→ **Your instructions**
When "ffffff" occurs in a line of the material, copy that line.

***** The records *****

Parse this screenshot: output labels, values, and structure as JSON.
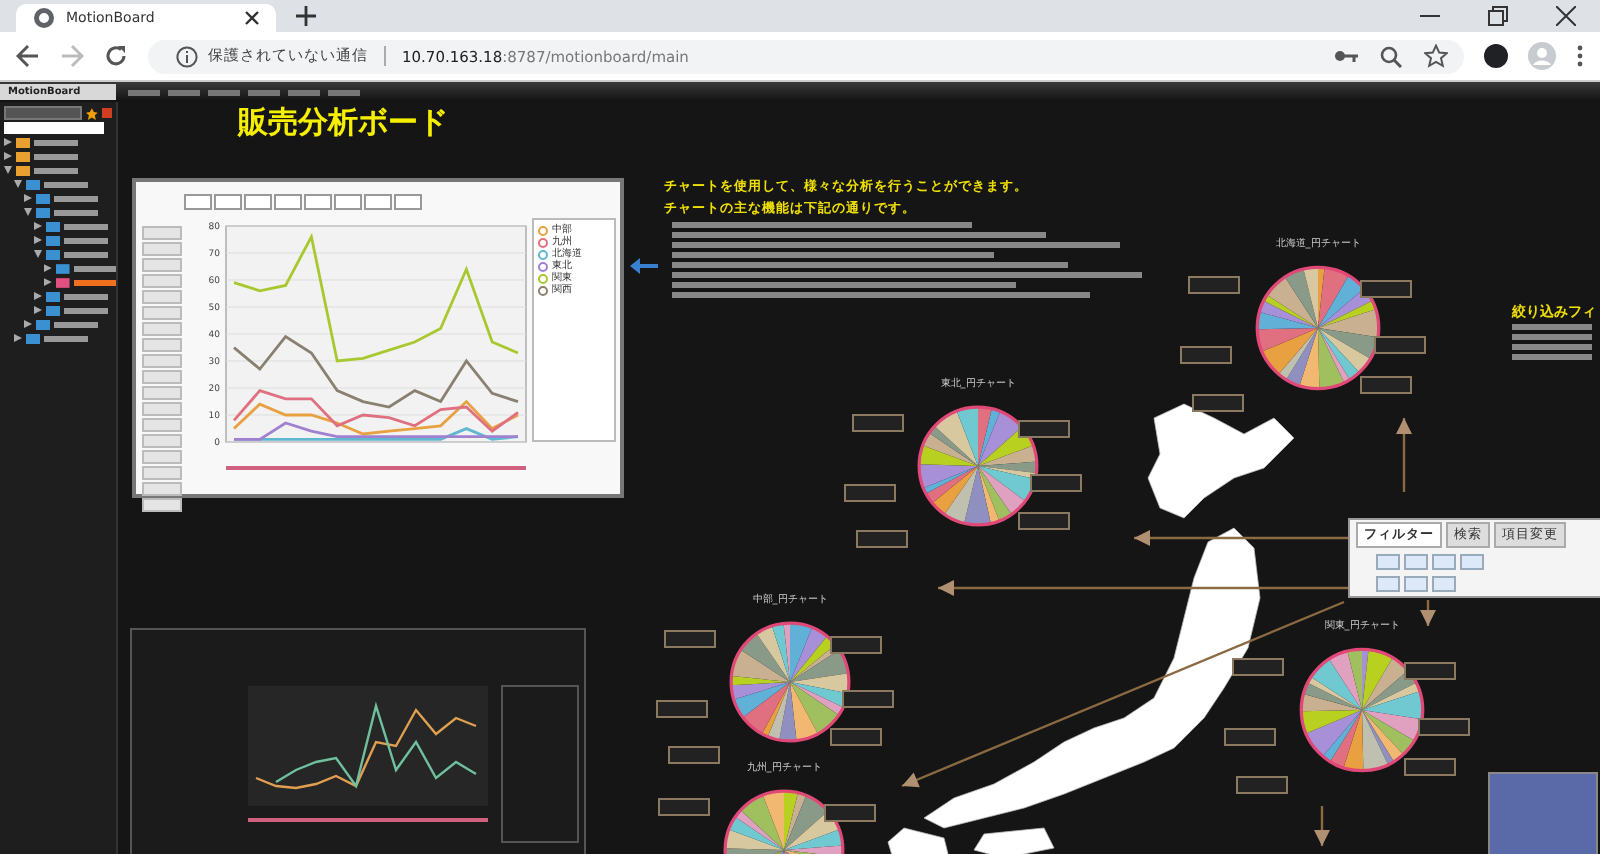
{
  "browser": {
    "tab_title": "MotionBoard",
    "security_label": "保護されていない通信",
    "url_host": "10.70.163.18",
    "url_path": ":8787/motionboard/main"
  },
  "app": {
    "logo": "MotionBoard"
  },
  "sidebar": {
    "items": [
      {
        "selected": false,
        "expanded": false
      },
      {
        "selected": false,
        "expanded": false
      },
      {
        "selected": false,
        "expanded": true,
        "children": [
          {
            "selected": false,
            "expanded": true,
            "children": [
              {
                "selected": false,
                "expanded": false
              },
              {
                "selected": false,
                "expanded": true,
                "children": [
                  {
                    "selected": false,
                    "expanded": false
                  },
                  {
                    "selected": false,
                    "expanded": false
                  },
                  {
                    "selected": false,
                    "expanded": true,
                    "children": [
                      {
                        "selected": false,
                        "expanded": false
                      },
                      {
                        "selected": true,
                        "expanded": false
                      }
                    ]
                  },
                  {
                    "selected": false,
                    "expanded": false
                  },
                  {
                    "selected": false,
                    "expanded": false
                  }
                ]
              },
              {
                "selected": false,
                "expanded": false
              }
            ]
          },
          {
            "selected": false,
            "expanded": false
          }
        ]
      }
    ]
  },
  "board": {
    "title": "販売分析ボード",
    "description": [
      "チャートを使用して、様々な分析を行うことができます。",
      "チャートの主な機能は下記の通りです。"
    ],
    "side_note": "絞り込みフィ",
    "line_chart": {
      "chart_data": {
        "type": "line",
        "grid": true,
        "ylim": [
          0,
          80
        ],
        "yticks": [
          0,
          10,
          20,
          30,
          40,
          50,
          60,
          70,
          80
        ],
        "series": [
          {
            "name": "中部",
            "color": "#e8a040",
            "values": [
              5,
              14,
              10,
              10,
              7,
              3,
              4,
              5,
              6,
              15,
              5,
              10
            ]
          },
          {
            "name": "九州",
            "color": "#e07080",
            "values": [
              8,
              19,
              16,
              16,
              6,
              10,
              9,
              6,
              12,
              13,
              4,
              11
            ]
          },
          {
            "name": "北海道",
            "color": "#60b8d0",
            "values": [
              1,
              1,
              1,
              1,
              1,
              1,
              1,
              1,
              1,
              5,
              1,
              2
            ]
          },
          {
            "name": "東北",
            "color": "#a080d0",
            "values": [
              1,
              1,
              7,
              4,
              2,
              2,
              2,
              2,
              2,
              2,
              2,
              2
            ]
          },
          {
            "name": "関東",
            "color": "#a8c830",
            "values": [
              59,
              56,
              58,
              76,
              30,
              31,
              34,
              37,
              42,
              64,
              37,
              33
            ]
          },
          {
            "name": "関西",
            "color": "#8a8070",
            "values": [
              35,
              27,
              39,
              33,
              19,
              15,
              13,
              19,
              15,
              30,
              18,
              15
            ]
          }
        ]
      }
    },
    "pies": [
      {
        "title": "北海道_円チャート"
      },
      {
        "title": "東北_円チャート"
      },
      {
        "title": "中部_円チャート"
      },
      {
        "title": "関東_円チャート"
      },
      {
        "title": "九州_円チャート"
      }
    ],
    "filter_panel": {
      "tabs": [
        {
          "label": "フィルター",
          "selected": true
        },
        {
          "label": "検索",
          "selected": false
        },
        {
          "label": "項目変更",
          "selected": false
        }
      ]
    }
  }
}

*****
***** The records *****

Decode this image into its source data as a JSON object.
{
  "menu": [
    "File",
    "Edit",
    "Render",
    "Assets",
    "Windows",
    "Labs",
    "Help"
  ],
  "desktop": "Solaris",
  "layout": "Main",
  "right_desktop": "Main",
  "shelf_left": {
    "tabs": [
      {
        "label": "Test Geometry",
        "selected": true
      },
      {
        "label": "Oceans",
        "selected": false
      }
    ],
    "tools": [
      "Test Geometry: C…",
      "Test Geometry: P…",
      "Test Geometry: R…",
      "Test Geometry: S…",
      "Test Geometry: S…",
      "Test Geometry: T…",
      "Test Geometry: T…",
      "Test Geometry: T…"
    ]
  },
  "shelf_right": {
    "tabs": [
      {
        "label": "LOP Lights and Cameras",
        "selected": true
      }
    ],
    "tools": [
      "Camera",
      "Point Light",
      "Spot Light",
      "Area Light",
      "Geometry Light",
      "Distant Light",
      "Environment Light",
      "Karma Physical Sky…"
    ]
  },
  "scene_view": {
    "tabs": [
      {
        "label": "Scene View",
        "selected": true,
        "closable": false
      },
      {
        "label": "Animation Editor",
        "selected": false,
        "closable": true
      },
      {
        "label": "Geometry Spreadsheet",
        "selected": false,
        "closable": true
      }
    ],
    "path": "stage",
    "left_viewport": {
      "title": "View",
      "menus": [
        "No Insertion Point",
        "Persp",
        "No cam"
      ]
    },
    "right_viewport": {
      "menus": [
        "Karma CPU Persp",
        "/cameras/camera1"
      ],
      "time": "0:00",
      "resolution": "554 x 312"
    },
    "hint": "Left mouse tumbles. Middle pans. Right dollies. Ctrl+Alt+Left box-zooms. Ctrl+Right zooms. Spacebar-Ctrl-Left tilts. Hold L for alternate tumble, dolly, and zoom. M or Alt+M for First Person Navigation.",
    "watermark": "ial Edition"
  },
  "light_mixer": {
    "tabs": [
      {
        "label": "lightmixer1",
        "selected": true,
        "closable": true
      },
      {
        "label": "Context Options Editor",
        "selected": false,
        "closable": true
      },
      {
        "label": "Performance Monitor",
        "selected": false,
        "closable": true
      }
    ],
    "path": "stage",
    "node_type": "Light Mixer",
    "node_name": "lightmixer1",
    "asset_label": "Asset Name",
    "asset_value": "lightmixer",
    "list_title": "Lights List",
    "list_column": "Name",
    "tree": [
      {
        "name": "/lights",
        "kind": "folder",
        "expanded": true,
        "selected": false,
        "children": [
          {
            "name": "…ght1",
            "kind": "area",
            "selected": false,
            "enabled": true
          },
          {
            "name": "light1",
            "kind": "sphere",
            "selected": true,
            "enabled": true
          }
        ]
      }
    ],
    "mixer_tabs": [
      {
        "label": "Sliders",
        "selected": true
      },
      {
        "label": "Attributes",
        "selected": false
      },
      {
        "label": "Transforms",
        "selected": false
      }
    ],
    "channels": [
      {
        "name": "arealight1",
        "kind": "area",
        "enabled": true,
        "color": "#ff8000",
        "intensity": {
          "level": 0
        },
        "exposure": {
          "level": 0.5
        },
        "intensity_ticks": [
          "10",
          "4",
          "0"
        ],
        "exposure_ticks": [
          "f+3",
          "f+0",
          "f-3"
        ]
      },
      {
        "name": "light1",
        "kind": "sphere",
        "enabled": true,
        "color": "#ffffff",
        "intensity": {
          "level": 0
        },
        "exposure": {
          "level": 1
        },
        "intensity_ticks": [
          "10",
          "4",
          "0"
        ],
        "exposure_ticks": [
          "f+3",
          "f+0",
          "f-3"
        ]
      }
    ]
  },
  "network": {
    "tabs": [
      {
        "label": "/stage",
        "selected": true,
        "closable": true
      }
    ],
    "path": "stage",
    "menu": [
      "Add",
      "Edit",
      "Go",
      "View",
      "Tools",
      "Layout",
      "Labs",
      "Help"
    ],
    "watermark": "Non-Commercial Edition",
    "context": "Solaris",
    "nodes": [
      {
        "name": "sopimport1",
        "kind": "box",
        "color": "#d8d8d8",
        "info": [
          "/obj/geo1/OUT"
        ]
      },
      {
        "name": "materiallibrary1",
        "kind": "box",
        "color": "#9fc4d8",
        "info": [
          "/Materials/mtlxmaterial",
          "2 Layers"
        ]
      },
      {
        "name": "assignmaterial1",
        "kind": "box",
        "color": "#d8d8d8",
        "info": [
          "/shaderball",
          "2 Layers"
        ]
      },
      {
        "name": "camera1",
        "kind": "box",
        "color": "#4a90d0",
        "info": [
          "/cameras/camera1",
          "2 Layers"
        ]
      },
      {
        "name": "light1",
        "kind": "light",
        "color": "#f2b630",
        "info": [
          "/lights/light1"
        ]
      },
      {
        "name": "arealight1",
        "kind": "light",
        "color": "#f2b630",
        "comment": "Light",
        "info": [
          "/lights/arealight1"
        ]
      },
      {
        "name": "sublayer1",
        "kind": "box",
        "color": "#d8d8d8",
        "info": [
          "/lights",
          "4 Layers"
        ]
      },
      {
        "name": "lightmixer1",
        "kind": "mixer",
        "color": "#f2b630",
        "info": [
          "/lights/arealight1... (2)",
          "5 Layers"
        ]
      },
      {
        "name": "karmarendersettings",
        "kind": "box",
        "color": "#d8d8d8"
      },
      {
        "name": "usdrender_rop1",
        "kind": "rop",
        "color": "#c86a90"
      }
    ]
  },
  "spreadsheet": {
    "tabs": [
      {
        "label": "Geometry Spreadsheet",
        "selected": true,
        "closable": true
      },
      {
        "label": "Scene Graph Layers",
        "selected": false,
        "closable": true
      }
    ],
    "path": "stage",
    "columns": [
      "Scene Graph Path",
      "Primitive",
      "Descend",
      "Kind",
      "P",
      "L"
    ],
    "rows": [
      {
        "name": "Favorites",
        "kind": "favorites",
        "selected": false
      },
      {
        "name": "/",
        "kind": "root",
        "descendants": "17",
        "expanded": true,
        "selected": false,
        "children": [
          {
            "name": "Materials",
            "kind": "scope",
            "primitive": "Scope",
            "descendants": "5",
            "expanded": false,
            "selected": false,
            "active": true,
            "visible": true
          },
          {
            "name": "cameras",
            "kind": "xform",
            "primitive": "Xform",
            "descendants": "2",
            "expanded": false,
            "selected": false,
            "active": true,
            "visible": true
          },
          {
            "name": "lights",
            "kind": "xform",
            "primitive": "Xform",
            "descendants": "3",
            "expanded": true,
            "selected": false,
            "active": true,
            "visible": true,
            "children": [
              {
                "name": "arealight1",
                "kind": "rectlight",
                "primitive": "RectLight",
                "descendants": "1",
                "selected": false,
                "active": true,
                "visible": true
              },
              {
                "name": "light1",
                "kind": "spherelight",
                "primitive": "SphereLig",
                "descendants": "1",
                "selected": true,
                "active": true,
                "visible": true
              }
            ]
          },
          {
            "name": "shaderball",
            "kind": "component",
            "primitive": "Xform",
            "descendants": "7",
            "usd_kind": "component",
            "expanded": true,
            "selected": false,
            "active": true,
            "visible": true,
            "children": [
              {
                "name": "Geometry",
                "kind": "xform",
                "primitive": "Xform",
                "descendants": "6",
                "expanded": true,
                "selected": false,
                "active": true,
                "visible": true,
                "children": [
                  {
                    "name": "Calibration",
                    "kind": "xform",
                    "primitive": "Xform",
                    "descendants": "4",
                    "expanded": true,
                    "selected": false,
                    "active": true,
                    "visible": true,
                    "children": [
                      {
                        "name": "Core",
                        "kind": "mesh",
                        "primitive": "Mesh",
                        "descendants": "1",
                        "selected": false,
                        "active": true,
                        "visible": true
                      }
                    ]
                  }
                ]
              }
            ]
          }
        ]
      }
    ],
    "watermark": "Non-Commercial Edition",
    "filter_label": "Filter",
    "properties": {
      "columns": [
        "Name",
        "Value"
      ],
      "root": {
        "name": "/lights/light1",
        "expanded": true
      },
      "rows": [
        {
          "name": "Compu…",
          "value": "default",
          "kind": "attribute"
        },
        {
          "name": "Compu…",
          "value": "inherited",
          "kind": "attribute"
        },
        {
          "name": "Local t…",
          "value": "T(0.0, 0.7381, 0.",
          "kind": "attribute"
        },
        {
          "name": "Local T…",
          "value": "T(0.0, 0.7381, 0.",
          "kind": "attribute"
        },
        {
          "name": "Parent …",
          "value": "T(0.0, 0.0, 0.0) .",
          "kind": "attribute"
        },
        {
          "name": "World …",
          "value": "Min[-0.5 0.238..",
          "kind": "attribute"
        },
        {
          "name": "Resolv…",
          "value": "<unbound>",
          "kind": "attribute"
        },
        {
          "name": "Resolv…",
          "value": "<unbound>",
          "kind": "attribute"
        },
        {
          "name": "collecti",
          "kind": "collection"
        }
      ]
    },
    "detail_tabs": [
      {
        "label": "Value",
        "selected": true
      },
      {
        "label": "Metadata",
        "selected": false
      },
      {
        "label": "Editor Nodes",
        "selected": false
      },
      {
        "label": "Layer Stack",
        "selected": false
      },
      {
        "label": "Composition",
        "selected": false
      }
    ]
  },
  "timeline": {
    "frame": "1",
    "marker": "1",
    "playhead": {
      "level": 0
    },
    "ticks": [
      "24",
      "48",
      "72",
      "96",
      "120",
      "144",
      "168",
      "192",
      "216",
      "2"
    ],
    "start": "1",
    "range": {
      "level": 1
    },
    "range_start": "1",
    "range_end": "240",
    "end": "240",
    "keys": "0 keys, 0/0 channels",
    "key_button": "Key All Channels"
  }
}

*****
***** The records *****

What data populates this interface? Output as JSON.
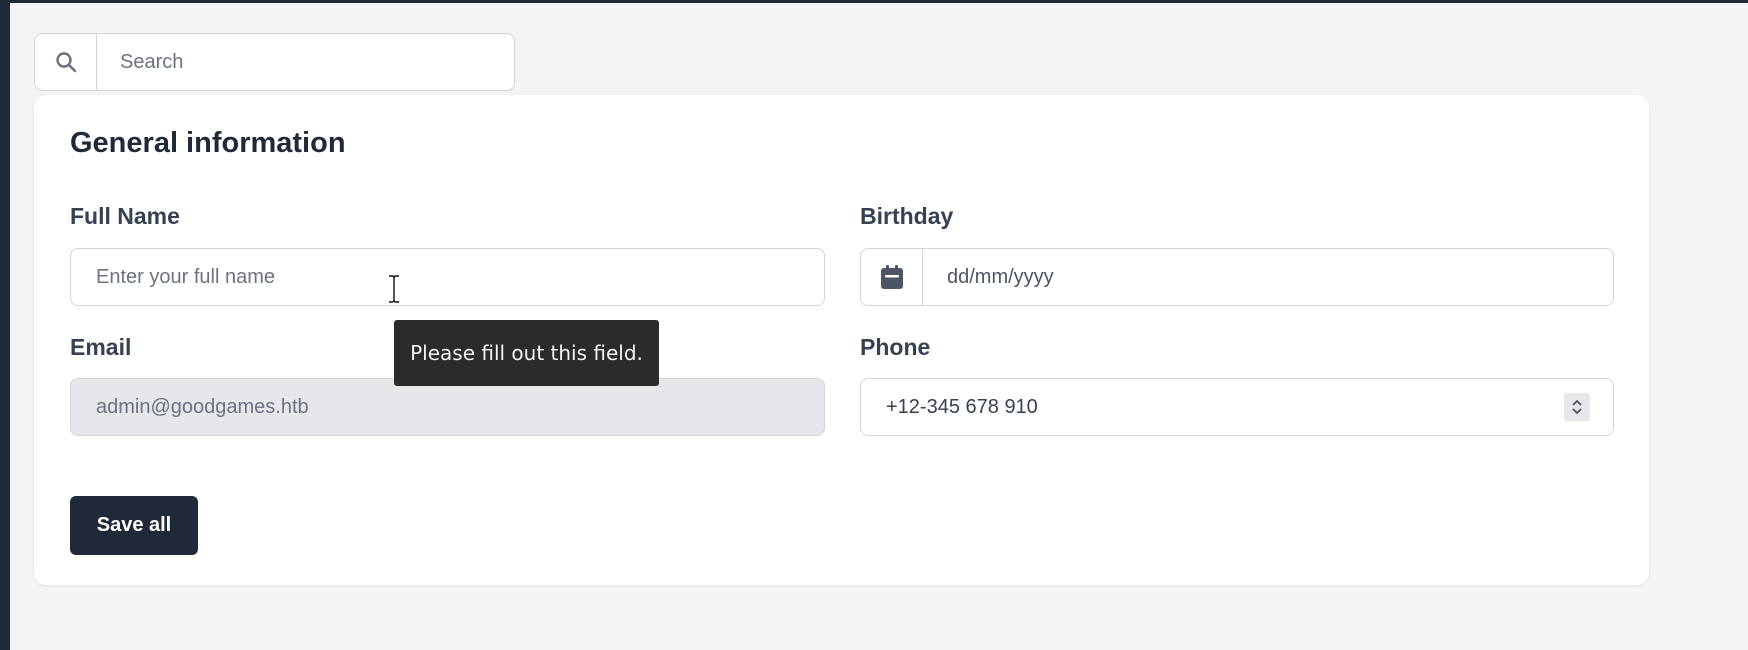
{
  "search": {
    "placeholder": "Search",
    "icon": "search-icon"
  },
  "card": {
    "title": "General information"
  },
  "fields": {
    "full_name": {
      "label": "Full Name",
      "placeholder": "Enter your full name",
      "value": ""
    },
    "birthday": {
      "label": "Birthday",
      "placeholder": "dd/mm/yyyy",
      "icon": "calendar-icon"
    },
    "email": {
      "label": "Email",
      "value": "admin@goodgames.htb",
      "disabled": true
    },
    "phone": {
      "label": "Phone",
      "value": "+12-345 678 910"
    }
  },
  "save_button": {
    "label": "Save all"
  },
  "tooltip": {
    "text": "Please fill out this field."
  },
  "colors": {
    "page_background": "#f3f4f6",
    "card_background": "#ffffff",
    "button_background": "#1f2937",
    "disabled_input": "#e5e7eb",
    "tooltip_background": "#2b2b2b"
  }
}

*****

→ **Result for this task**
        "color": "#ffffff",
    "card_background": "#ffffff",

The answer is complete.